Unimpressed by the ban on the sale of petrol about 20km to the country’s borders, the House of Representatives has asked the Federal Government to rescind the order.
The federal lawmakers gave thumbs down for the recently announced policy by the Nigeria Customs Service, lamenting the hardships being faced by people living in border communities.
Mr Sada Soli said: “This is not acceptable. Review this directive with a human face.’’
He said the order to filling stations located about 20 km to the borders not to sell petrol amounted to a violation of the laws of the country and should be “vacated’’ without delay.
“The order by the customs boss contravenes the provisions of the Customs and Excise Act,’’Soli said, explaining that the filling stations were situated and constructed in compliance with relevant laws.
Soli had raised a motion on Tuesday on the floor of the hallowed chamber under issues of urgent national importance.
Last week, the Comptroller-General of the Nigeria Customs Service, retired Col. Hameed Ali, had ordered that no petroleum products should be supplied to filling stations located within 20 km to the borders.
As a result of the ban, prices of petroleum products particularly petrol have gone up.
In Idiroko and Ilara border towns of Ogun State, a litre of petrol was sold as at today for between N250 and N330.
Persecondnews reports that it could go up when the filling stations exhaust their current supplies.

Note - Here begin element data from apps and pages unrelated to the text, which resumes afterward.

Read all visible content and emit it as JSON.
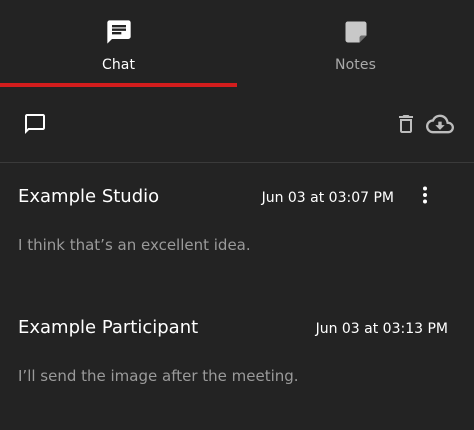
{
  "tabs": [
    {
      "label": "Chat",
      "icon": "chat-bubble-icon",
      "active": true
    },
    {
      "label": "Notes",
      "icon": "note-icon",
      "active": false
    }
  ],
  "colors": {
    "background": "#232323",
    "accent": "#d21d1d",
    "text_primary": "#ffffff",
    "text_secondary": "#9a9a9a",
    "inactive_tab": "#a9a9a9"
  },
  "toolbar": {
    "left_icon": "new-chat-icon",
    "right_icons": [
      "trash-icon",
      "cloud-download-icon"
    ]
  },
  "messages": [
    {
      "sender": "Example Studio",
      "time": "Jun 03 at 03:07 PM",
      "text": "I think that’s an excellent idea.",
      "has_menu": true
    },
    {
      "sender": "Example Participant",
      "time": "Jun 03 at 03:13 PM",
      "text": "I’ll send the image after the meeting.",
      "has_menu": false
    }
  ]
}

However, in Badagry and Seme in Lagos State, the petrol stations which are still selling their old stock have yet to increase the prices of the commodity.